-- Extracted data follows --

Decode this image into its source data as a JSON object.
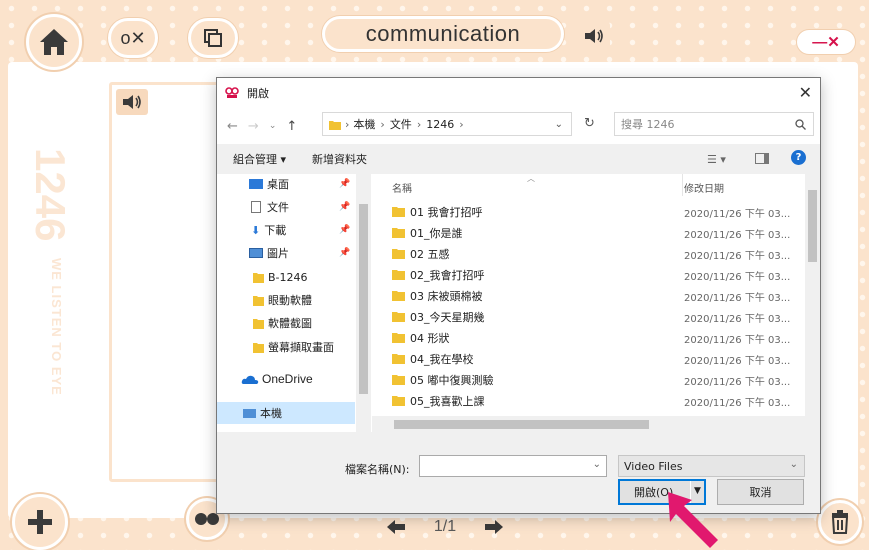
{
  "app": {
    "title": "communication",
    "close_label": "—✕",
    "card_number": "1246",
    "slogan": "WE LISTEN TO EYE",
    "pager": "1/1",
    "colors": {
      "peach": "#fbe3cc",
      "accent_red": "#d6114b",
      "pointer": "#e1186e"
    },
    "icons": [
      "home-icon",
      "ox-icon",
      "copy-icon",
      "speaker-icon",
      "add-icon",
      "eyes-icon",
      "arrow-left-icon",
      "arrow-right-icon",
      "trash-icon"
    ]
  },
  "dialog": {
    "title": "開啟",
    "close_glyph": "✕",
    "breadcrumb": [
      "本機",
      "文件",
      "1246"
    ],
    "search_placeholder": "搜尋 1246",
    "toolbar": {
      "organize": "組合管理 ▾",
      "new_folder": "新增資料夾"
    },
    "nav_items": [
      {
        "label": "桌面",
        "icon": "desktop-icon",
        "pinned": true
      },
      {
        "label": "文件",
        "icon": "document-icon",
        "pinned": true
      },
      {
        "label": "下載",
        "icon": "download-icon",
        "pinned": true
      },
      {
        "label": "圖片",
        "icon": "pictures-icon",
        "pinned": true
      },
      {
        "label": "B-1246",
        "icon": "folder-icon",
        "pinned": false
      },
      {
        "label": "眼動軟體",
        "icon": "folder-icon",
        "pinned": false
      },
      {
        "label": "軟體截圖",
        "icon": "folder-icon",
        "pinned": false
      },
      {
        "label": "螢幕擷取畫面",
        "icon": "folder-icon",
        "pinned": false
      },
      {
        "label": "OneDrive",
        "icon": "onedrive-icon",
        "pinned": false
      },
      {
        "label": "本機",
        "icon": "this-pc-icon",
        "pinned": false
      }
    ],
    "columns": {
      "name": "名稱",
      "date": "修改日期"
    },
    "files": [
      {
        "name": "01 我會打招呼",
        "date": "2020/11/26 下午 03..."
      },
      {
        "name": "01_你是誰",
        "date": "2020/11/26 下午 03..."
      },
      {
        "name": "02 五感",
        "date": "2020/11/26 下午 03..."
      },
      {
        "name": "02_我會打招呼",
        "date": "2020/11/26 下午 03..."
      },
      {
        "name": "03 床被頭棉被",
        "date": "2020/11/26 下午 03..."
      },
      {
        "name": "03_今天星期幾",
        "date": "2020/11/26 下午 03..."
      },
      {
        "name": "04 形狀",
        "date": "2020/11/26 下午 03..."
      },
      {
        "name": "04_我在學校",
        "date": "2020/11/26 下午 03..."
      },
      {
        "name": "05 嘟中復興測驗",
        "date": "2020/11/26 下午 03..."
      },
      {
        "name": "05_我喜歡上課",
        "date": "2020/11/26 下午 03..."
      }
    ],
    "filename_label": "檔案名稱(N):",
    "filename_value": "",
    "filetype": "Video Files",
    "open_label": "開啟(O)",
    "cancel_label": "取消"
  }
}
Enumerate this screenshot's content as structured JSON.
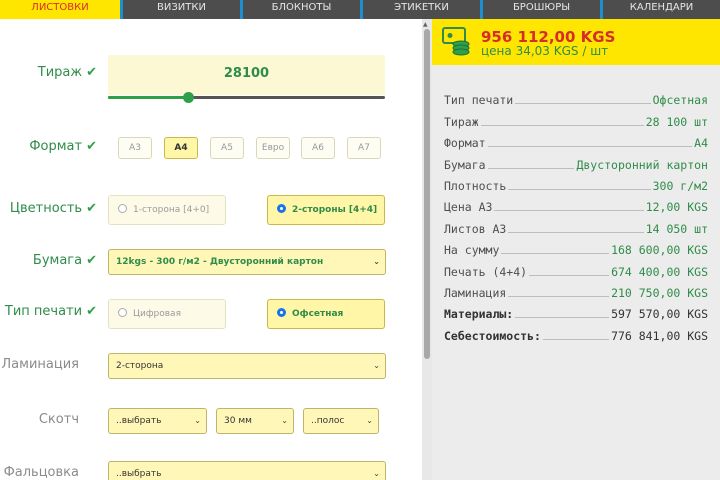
{
  "tabs": [
    "ЛИСТОВКИ",
    "ВИЗИТКИ",
    "БЛОКНОТЫ",
    "ЭТИКЕТКИ",
    "БРОШЮРЫ",
    "КАЛЕНДАРИ"
  ],
  "form": {
    "tirazh": {
      "label": "Тираж",
      "value": "28100",
      "slider_fraction": 0.29
    },
    "format": {
      "label": "Формат",
      "options": [
        "А3",
        "А4",
        "А5",
        "Евро",
        "А6",
        "А7"
      ],
      "selected": "А4"
    },
    "color": {
      "label": "Цветность",
      "options": [
        "1-сторона [4+0]",
        "2-стороны [4+4]"
      ],
      "selected": "2-стороны [4+4]"
    },
    "paper": {
      "label": "Бумага",
      "value": "12kgs - 300 г/м2 - Двусторонний картон"
    },
    "print_type": {
      "label": "Тип печати",
      "options": [
        "Цифровая",
        "Офсетная"
      ],
      "selected": "Офсетная"
    },
    "lamination": {
      "label": "Ламинация",
      "value": "2-сторона"
    },
    "scotch": {
      "label": "Скотч",
      "v1": "..выбрать",
      "v2": "30 мм",
      "v3": "..полос"
    },
    "folding": {
      "label": "Фальцовка",
      "value": "..выбрать"
    }
  },
  "summary": {
    "total": "956 112,00 KGS",
    "unit_price": "цена 34,03 KGS / шт",
    "lines": [
      {
        "label": "Тип печати",
        "value": "Офсетная"
      },
      {
        "label": "Тираж",
        "value": "28 100 шт"
      },
      {
        "label": "Формат",
        "value": "А4"
      },
      {
        "label": "Бумага",
        "value": "Двусторонний картон"
      },
      {
        "label": "Плотность",
        "value": "300 г/м2"
      },
      {
        "label": "Цена А3",
        "value": "12,00 KGS"
      },
      {
        "label": "Листов А3",
        "value": "14 050 шт"
      },
      {
        "label": "На сумму",
        "value": "168 600,00 KGS"
      },
      {
        "label": "Печать (4+4)",
        "value": "674 400,00 KGS"
      },
      {
        "label": "Ламинация",
        "value": "210 750,00 KGS"
      },
      {
        "label": "Материалы:",
        "value": "597 570,00 KGS"
      },
      {
        "label": "Себестоимость:",
        "value": "776 841,00 KGS"
      }
    ]
  },
  "colors": {
    "accent_yellow": "#ffe600",
    "accent_green": "#2f8c4a",
    "accent_red": "#d62c2c",
    "tab_separator": "#1d8fd0"
  }
}
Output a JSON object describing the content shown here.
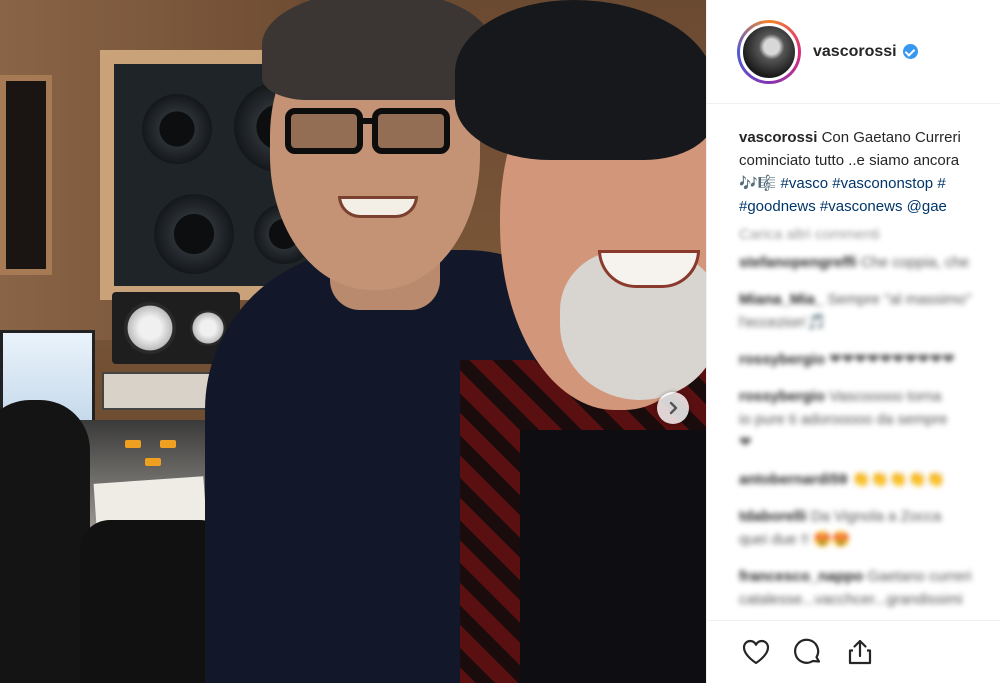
{
  "post": {
    "username": "vascorossi",
    "verified": true,
    "caption": {
      "user": "vascorossi",
      "line1": "Con Gaetano Curreri",
      "line2": "cominciato tutto ..e siamo ancora",
      "line3_emoji": "🎶🎼",
      "tags": [
        "#vasco",
        "#vascononstop",
        "#",
        "#goodnews",
        "#vasconews",
        "@gae"
      ]
    },
    "load_more": "Carica altri commenti"
  },
  "comments": [
    {
      "user": "stefanopengreffi",
      "text": "Che coppia, che"
    },
    {
      "user": "Miana_Mia_",
      "text": "Sempre ''al massimo''"
    },
    {
      "user": "",
      "text": "l'eccezion'🎵"
    },
    {
      "user": "rossybergio",
      "text": "❤❤❤❤❤❤❤❤❤❤"
    },
    {
      "user": "rossybergio",
      "text": "Vascooooo torna"
    },
    {
      "user": "",
      "text": "io pure ti adorooooo da sempre"
    },
    {
      "user": "",
      "text": "❤"
    },
    {
      "user": "antobernardi59",
      "text": "👏👏👏👏👏"
    },
    {
      "user": "tdaborelli",
      "text": "Da Vignola a Zocca"
    },
    {
      "user": "",
      "text": "quei due !! 😍😍"
    },
    {
      "user": "francesco_nappo",
      "text": "Gaetano curreri"
    },
    {
      "user": "",
      "text": "catalesse...vacchcer...grandissimi"
    }
  ],
  "actions": {
    "like": "heart-icon",
    "comment": "comment-bubble-icon",
    "share": "share-icon"
  },
  "colors": {
    "link": "#003569",
    "verified": "#3897f0",
    "border": "#efefef"
  }
}
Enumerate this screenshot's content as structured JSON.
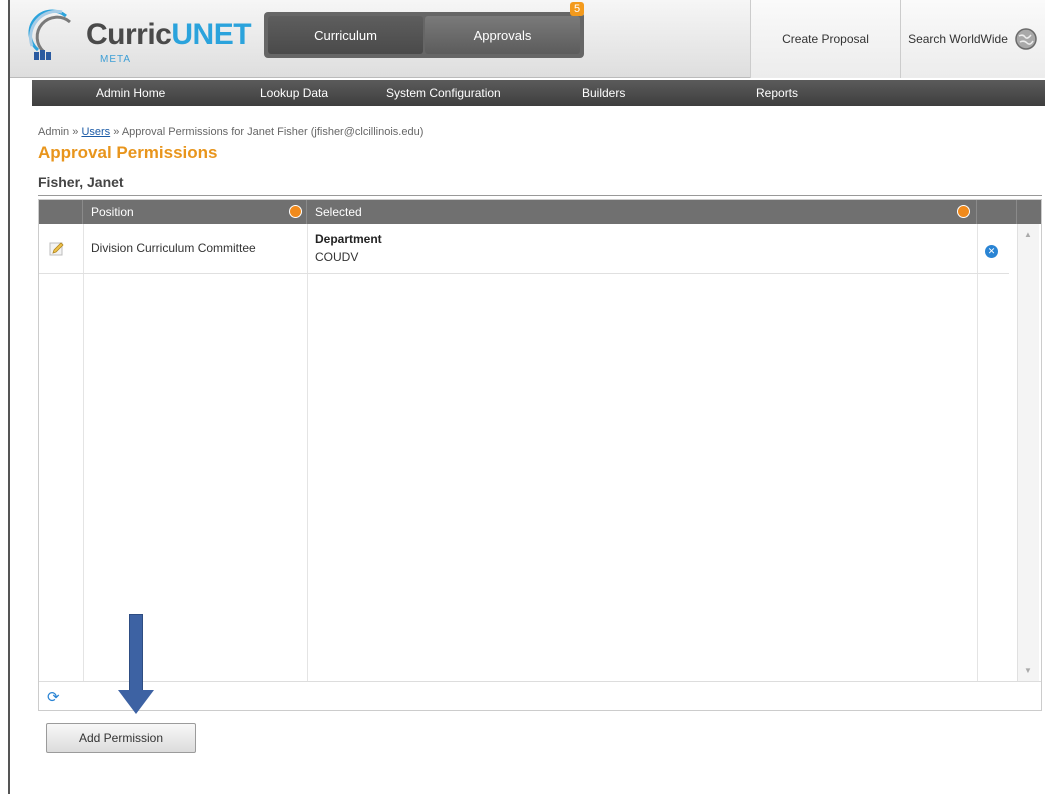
{
  "header": {
    "logo_text_a": "Curric",
    "logo_text_b": "UNET",
    "logo_sub": "META",
    "tabs": [
      {
        "label": "Curriculum"
      },
      {
        "label": "Approvals"
      }
    ],
    "approvals_badge": "5",
    "create_label": "Create Proposal",
    "search_label": "Search WorldWide"
  },
  "menu": {
    "items": [
      {
        "label": "Admin Home"
      },
      {
        "label": "Lookup Data"
      },
      {
        "label": "System Configuration"
      },
      {
        "label": "Builders"
      },
      {
        "label": "Reports"
      }
    ]
  },
  "breadcrumb": {
    "root": "Admin",
    "sep": "»",
    "users": "Users",
    "current": "Approval Permissions for Janet Fisher (jfisher@clcillinois.edu)"
  },
  "page": {
    "title": "Approval Permissions",
    "user_name": "Fisher, Janet"
  },
  "grid": {
    "columns": [
      {
        "label": "Position"
      },
      {
        "label": "Selected"
      }
    ],
    "rows": [
      {
        "position": "Division Curriculum Committee",
        "selected_type": "Department",
        "selected_value": "COUDV"
      }
    ]
  },
  "actions": {
    "add_permission": "Add Permission"
  },
  "colors": {
    "accent_orange": "#e8951c",
    "link_blue": "#1a5aa6",
    "annotation_arrow": "#3d62a3"
  }
}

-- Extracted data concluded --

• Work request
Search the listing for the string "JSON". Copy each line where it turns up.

• Result below
Decode this image into its source data as a JSON object.
Enumerate this screenshot's content as structured JSON.
Output a JSON object describing the content shown here.
Enumerate this screenshot's content as structured JSON.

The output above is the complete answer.